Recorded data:
--

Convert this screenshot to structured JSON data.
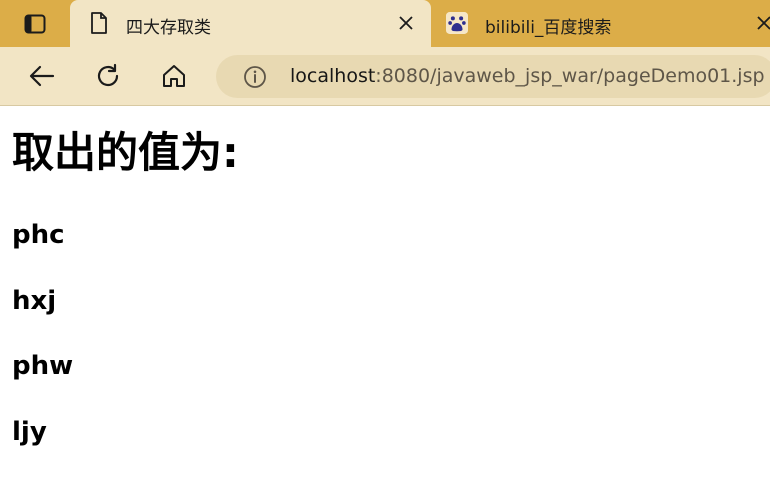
{
  "tabs": [
    {
      "title": "四大存取类",
      "active": true,
      "icon": "document-icon"
    },
    {
      "title": "bilibili_百度搜索",
      "active": false,
      "icon": "baidu-paw-icon"
    }
  ],
  "address": {
    "host": "localhost",
    "path": ":8080/javaweb_jsp_war/pageDemo01.jsp"
  },
  "page": {
    "heading": "取出的值为:",
    "values": [
      "phc",
      "hxj",
      "phw",
      "ljy"
    ]
  },
  "colors": {
    "tabstrip": "#dcad48",
    "toolbar": "#f2e5c5",
    "addressbar": "#e8d9b2"
  }
}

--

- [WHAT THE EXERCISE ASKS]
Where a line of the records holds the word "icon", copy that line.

- [TASK RESULT]
      "icon": "document-icon"
      "icon": "baidu-paw-icon"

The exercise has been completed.